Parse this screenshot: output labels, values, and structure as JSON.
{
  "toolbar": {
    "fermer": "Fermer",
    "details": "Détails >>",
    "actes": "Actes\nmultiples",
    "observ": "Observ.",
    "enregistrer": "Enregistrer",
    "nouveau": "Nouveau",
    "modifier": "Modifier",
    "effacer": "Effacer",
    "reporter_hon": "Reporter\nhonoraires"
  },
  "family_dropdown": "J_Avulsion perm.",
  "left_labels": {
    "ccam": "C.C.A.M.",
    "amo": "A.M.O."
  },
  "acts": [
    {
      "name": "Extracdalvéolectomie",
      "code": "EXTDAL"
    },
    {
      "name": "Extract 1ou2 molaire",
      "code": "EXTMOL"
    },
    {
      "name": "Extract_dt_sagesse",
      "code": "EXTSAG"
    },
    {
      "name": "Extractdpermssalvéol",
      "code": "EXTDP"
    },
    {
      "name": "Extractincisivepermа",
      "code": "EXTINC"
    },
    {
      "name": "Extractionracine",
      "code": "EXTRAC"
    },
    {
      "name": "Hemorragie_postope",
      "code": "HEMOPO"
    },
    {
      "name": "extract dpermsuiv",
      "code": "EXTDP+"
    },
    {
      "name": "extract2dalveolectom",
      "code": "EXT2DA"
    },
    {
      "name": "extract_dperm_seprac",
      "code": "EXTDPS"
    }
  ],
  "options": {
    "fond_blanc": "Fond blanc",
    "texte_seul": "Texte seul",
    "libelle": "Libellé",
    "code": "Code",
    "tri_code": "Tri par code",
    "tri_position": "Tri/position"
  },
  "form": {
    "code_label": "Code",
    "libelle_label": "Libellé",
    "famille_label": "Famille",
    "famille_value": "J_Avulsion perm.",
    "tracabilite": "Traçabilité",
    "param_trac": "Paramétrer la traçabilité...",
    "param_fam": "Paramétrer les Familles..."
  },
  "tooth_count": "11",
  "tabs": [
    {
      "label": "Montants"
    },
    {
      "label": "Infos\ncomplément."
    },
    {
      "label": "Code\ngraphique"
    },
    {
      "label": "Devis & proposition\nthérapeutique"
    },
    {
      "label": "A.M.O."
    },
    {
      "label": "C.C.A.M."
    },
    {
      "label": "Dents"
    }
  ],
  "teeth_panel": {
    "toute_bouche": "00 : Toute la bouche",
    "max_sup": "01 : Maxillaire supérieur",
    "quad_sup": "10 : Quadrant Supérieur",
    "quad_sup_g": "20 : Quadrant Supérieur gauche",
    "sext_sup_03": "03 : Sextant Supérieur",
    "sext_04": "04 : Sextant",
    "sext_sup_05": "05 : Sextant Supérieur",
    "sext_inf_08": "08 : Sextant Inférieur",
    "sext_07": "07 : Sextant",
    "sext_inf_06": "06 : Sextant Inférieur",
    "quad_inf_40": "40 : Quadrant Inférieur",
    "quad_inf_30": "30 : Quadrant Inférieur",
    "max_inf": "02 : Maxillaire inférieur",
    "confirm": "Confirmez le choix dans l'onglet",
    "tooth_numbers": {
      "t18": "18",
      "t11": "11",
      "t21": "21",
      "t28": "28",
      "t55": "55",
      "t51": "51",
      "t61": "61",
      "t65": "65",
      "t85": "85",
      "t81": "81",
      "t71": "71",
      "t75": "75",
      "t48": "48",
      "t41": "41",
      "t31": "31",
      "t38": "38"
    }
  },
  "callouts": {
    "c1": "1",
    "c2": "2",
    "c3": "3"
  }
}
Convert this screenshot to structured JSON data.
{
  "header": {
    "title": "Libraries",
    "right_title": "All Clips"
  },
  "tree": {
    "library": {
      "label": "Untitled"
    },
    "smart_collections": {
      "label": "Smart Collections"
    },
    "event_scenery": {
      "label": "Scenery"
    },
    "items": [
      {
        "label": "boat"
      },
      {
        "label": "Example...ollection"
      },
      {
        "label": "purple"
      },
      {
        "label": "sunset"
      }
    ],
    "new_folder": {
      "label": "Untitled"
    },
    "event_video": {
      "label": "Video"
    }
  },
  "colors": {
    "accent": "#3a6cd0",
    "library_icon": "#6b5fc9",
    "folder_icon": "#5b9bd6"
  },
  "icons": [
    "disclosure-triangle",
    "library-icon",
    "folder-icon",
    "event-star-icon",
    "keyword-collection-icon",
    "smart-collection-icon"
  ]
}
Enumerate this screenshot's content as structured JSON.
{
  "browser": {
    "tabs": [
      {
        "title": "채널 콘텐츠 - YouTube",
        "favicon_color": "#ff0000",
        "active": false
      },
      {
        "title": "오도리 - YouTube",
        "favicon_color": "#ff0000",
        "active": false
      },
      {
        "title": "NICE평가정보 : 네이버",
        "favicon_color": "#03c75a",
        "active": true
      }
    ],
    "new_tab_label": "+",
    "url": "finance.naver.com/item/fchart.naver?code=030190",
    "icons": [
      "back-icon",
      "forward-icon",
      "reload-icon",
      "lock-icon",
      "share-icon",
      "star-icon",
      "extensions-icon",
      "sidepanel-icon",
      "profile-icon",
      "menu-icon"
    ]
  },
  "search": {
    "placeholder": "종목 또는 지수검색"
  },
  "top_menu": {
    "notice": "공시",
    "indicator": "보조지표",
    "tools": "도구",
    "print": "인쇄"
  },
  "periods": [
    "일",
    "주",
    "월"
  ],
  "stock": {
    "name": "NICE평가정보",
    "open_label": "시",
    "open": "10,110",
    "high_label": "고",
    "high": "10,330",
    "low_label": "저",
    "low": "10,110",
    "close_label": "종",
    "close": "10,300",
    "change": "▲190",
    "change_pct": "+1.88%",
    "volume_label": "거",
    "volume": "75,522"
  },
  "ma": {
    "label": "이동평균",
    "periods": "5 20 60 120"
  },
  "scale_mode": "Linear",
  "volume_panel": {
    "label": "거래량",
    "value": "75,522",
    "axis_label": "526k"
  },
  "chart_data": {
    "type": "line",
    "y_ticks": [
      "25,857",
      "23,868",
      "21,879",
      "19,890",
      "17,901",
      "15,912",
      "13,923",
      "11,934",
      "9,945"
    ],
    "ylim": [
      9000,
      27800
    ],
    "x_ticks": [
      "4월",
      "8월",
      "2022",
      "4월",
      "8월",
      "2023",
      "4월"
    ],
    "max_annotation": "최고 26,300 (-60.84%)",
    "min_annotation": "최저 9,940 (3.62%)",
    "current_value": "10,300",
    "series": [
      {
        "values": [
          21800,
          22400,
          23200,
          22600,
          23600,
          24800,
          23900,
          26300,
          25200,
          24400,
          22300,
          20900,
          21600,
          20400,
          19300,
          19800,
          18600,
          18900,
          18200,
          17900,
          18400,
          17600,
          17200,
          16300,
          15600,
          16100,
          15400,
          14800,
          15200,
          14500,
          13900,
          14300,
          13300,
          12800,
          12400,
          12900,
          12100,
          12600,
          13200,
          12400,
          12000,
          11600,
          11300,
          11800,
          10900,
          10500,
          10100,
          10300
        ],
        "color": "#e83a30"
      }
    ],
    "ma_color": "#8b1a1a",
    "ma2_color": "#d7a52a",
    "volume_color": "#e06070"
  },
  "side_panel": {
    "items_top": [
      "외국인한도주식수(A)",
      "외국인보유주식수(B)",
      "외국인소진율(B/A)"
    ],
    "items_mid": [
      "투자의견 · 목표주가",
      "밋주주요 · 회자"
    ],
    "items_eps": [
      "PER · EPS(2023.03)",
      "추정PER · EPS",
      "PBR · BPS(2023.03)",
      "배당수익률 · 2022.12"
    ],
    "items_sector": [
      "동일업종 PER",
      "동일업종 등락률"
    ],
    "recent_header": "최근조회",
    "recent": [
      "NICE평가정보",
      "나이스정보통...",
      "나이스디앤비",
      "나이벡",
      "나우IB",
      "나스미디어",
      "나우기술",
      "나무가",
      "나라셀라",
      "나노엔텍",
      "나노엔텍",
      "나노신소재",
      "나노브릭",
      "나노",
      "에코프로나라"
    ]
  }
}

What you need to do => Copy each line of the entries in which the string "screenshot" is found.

Answer for the task =>
Parse this screenshot: output labels, values, and structure as JSON.
Convert this screenshot to structured JSON data.
Enumerate this screenshot's content as structured JSON.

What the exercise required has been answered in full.